[PROBLEM DETAILS] Determine how many lines in the records that follow hold the string "name". Only that number should be returned.
══════
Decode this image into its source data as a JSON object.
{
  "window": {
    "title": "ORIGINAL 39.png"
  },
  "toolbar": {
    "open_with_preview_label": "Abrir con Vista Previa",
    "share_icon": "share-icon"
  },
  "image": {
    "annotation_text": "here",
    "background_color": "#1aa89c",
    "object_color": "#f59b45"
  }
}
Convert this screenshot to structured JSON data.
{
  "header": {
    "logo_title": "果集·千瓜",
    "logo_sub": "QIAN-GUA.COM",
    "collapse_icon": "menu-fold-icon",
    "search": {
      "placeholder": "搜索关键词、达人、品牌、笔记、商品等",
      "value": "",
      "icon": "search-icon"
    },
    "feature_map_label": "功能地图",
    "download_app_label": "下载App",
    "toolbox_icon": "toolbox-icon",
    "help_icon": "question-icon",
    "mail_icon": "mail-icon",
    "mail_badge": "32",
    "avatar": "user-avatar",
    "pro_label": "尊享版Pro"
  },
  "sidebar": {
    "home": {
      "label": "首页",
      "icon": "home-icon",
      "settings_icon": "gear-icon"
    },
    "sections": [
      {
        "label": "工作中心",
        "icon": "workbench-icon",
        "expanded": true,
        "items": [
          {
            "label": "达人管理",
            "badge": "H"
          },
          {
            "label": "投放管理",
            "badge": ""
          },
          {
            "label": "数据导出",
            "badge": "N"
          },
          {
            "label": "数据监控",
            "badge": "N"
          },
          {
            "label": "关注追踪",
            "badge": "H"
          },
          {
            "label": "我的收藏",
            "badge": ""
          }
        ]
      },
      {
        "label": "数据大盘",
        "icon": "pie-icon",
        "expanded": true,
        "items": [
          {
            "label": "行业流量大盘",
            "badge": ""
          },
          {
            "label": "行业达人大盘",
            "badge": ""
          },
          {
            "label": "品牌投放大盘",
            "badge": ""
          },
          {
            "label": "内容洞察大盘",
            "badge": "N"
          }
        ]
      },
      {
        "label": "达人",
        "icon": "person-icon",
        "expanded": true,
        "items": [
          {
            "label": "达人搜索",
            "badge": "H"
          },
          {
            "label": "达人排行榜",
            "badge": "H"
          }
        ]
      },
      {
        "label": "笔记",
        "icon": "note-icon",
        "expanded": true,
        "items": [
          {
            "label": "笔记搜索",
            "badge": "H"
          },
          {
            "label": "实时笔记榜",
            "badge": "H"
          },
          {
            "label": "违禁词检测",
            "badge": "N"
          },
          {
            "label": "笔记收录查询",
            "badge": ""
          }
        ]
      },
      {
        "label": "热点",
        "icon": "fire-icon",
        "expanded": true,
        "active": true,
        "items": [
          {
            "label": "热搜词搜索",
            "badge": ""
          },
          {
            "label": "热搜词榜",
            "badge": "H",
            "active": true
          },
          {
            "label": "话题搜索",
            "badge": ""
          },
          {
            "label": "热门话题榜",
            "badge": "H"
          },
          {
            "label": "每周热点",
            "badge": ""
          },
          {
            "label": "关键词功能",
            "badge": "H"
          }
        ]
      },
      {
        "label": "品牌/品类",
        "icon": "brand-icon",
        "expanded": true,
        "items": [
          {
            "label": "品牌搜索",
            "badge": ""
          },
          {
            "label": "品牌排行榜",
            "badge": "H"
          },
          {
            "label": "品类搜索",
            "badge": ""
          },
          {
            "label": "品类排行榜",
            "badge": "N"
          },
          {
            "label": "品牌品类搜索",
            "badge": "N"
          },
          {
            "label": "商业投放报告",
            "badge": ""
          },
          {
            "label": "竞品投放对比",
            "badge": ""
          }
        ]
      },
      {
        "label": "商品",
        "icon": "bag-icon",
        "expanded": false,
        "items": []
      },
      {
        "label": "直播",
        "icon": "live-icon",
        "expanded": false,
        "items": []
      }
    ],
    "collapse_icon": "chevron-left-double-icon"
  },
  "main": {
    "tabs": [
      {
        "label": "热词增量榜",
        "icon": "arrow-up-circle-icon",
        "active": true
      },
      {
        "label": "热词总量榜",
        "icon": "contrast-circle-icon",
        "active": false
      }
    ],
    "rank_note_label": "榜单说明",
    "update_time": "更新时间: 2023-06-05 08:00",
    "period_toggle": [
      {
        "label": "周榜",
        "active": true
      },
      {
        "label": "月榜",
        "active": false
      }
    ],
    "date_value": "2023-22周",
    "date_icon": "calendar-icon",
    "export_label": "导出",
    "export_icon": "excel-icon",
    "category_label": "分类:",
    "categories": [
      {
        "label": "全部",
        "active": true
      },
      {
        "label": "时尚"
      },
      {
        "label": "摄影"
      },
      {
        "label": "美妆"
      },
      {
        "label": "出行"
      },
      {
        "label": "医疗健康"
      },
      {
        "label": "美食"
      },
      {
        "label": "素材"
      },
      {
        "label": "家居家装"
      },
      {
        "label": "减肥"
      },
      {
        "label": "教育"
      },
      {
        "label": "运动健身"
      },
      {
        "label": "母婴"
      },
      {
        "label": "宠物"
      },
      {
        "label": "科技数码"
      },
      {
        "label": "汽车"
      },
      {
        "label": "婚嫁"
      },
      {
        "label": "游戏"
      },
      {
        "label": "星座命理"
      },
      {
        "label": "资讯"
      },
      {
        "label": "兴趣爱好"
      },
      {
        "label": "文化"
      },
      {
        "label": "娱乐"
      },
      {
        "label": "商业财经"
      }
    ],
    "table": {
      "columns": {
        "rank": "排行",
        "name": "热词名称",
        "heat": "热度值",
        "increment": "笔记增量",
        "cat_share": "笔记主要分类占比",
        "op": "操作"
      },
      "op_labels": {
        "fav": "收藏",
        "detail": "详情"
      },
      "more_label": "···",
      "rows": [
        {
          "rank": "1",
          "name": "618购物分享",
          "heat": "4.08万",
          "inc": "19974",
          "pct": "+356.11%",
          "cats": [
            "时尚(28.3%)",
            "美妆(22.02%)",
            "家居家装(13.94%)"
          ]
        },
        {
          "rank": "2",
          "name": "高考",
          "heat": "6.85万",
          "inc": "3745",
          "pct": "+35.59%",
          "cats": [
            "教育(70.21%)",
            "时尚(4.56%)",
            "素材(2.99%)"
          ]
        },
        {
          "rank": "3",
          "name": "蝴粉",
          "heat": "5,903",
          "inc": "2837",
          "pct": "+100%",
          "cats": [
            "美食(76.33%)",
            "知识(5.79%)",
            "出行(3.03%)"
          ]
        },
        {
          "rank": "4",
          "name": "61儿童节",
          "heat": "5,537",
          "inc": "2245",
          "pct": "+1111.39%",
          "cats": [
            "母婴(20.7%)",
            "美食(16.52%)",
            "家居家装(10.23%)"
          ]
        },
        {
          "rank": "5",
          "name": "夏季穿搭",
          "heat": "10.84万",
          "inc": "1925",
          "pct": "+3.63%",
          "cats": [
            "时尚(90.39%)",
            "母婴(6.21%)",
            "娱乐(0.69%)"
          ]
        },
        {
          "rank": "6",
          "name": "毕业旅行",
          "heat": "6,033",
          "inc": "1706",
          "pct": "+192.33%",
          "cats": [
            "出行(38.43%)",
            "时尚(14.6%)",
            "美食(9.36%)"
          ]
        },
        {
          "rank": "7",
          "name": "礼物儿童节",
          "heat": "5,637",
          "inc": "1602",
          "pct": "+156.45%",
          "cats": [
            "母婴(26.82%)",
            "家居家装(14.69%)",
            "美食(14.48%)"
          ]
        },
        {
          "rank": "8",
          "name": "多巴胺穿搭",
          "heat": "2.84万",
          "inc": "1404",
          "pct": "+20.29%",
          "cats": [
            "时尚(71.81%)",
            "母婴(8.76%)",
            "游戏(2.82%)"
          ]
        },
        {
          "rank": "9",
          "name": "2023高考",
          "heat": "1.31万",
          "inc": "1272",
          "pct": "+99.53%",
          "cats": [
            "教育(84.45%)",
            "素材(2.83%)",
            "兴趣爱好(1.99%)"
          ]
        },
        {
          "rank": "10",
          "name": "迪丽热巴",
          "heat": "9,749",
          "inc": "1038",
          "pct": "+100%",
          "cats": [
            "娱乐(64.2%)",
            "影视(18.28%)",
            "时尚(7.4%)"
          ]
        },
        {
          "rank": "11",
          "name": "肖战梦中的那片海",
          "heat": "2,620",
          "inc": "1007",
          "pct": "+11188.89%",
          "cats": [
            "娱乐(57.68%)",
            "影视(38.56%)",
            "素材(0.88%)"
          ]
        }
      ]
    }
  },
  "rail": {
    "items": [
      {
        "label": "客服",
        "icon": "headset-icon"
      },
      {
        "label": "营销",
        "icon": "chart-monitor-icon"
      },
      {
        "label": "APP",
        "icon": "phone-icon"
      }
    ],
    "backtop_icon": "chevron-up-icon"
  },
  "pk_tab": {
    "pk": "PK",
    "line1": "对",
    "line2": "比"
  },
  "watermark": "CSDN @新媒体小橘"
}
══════
[SOLUTION TO THIS PROBLEM] 12